* TASK GOAL
Because the lines must stay identical, write out the data without changing anything.
(THE DATA Opens)
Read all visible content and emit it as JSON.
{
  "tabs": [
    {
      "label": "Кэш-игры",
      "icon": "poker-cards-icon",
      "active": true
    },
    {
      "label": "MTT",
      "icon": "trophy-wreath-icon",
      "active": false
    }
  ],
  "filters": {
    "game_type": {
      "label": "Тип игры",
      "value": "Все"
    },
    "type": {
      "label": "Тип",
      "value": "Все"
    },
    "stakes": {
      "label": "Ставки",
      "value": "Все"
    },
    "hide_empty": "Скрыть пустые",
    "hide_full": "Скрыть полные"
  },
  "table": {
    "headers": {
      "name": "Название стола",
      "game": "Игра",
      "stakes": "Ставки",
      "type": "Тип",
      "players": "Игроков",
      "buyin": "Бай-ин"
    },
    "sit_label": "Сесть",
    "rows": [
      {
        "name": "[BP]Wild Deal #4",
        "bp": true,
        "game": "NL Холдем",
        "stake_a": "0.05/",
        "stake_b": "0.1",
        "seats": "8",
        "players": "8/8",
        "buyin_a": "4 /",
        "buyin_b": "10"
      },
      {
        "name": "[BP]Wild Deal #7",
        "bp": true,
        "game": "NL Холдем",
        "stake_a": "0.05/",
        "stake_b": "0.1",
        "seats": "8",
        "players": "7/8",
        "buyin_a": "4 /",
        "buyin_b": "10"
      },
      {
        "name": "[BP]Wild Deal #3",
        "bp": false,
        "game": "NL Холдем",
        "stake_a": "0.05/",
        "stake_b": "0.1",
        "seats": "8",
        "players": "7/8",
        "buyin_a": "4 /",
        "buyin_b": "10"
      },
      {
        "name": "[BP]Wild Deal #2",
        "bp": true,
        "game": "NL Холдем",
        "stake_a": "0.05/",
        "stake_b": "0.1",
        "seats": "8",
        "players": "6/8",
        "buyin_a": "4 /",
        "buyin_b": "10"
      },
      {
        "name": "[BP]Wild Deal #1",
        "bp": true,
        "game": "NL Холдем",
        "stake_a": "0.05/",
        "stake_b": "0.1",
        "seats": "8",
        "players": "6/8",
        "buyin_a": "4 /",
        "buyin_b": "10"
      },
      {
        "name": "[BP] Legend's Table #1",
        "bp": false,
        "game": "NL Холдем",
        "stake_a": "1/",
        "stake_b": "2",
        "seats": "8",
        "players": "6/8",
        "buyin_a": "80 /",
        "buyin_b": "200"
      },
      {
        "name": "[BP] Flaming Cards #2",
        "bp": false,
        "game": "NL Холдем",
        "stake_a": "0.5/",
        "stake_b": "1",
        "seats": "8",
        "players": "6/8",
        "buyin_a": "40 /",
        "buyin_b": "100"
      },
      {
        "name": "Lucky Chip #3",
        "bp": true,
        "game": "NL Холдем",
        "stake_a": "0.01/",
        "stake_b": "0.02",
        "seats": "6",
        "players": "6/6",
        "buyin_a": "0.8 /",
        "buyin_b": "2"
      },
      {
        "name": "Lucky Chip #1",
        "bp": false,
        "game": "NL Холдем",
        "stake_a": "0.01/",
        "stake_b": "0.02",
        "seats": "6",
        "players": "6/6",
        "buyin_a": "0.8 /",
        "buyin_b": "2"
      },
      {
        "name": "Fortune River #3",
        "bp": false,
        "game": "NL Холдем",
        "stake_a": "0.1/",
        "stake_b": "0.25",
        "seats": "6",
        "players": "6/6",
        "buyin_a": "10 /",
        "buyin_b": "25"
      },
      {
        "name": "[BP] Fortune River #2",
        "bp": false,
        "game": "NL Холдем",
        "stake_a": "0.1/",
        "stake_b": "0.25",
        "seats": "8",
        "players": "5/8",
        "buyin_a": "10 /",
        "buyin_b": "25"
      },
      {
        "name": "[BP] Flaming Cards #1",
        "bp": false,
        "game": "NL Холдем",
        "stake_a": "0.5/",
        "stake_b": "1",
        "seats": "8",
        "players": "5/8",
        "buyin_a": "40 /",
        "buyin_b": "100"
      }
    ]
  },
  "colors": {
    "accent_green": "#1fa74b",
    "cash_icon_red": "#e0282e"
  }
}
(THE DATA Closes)
* WRITTEN RESPONSE
Read all visible content and emit it as JSON.
{
  "tabs": [
    {
      "label": "Кэш-игры",
      "icon": "poker-cards-icon",
      "active": true
    },
    {
      "label": "MTT",
      "icon": "trophy-wreath-icon",
      "active": false
    }
  ],
  "filters": {
    "game_type": {
      "label": "Тип игры",
      "value": "Все"
    },
    "type": {
      "label": "Тип",
      "value": "Все"
    },
    "stakes": {
      "label": "Ставки",
      "value": "Все"
    },
    "hide_empty": "Скрыть пустые",
    "hide_full": "Скрыть полные"
  },
  "table": {
    "headers": {
      "name": "Название стола",
      "game": "Игра",
      "stakes": "Ставки",
      "type": "Тип",
      "players": "Игроков",
      "buyin": "Бай-ин"
    },
    "sit_label": "Сесть",
    "rows": [
      {
        "name": "[BP]Wild Deal #4",
        "bp": true,
        "game": "NL Холдем",
        "stake_a": "0.05/",
        "stake_b": "0.1",
        "seats": "8",
        "players": "8/8",
        "buyin_a": "4 /",
        "buyin_b": "10"
      },
      {
        "name": "[BP]Wild Deal #7",
        "bp": true,
        "game": "NL Холдем",
        "stake_a": "0.05/",
        "stake_b": "0.1",
        "seats": "8",
        "players": "7/8",
        "buyin_a": "4 /",
        "buyin_b": "10"
      },
      {
        "name": "[BP]Wild Deal #3",
        "bp": false,
        "game": "NL Холдем",
        "stake_a": "0.05/",
        "stake_b": "0.1",
        "seats": "8",
        "players": "7/8",
        "buyin_a": "4 /",
        "buyin_b": "10"
      },
      {
        "name": "[BP]Wild Deal #2",
        "bp": true,
        "game": "NL Холдем",
        "stake_a": "0.05/",
        "stake_b": "0.1",
        "seats": "8",
        "players": "6/8",
        "buyin_a": "4 /",
        "buyin_b": "10"
      },
      {
        "name": "[BP]Wild Deal #1",
        "bp": true,
        "game": "NL Холдем",
        "stake_a": "0.05/",
        "stake_b": "0.1",
        "seats": "8",
        "players": "6/8",
        "buyin_a": "4 /",
        "buyin_b": "10"
      },
      {
        "name": "[BP] Legend's Table #1",
        "bp": false,
        "game": "NL Холдем",
        "stake_a": "1/",
        "stake_b": "2",
        "seats": "8",
        "players": "6/8",
        "buyin_a": "80 /",
        "buyin_b": "200"
      },
      {
        "name": "[BP] Flaming Cards #2",
        "bp": false,
        "game": "NL Холдем",
        "stake_a": "0.5/",
        "stake_b": "1",
        "seats": "8",
        "players": "6/8",
        "buyin_a": "40 /",
        "buyin_b": "100"
      },
      {
        "name": "Lucky Chip #3",
        "bp": true,
        "game": "NL Холдем",
        "stake_a": "0.01/",
        "stake_b": "0.02",
        "seats": "6",
        "players": "6/6",
        "buyin_a": "0.8 /",
        "buyin_b": "2"
      },
      {
        "name": "Lucky Chip #1",
        "bp": false,
        "game": "NL Холдем",
        "stake_a": "0.01/",
        "stake_b": "0.02",
        "seats": "6",
        "players": "6/6",
        "buyin_a": "0.8 /",
        "buyin_b": "2"
      },
      {
        "name": "Fortune River #3",
        "bp": false,
        "game": "NL Холдем",
        "stake_a": "0.1/",
        "stake_b": "0.25",
        "seats": "6",
        "players": "6/6",
        "buyin_a": "10 /",
        "buyin_b": "25"
      },
      {
        "name": "[BP] Fortune River #2",
        "bp": false,
        "game": "NL Холдем",
        "stake_a": "0.1/",
        "stake_b": "0.25",
        "seats": "8",
        "players": "5/8",
        "buyin_a": "10 /",
        "buyin_b": "25"
      },
      {
        "name": "[BP] Flaming Cards #1",
        "bp": false,
        "game": "NL Холдем",
        "stake_a": "0.5/",
        "stake_b": "1",
        "seats": "8",
        "players": "5/8",
        "buyin_a": "40 /",
        "buyin_b": "100"
      }
    ]
  },
  "colors": {
    "accent_green": "#1fa74b",
    "cash_icon_red": "#e0282e"
  }
}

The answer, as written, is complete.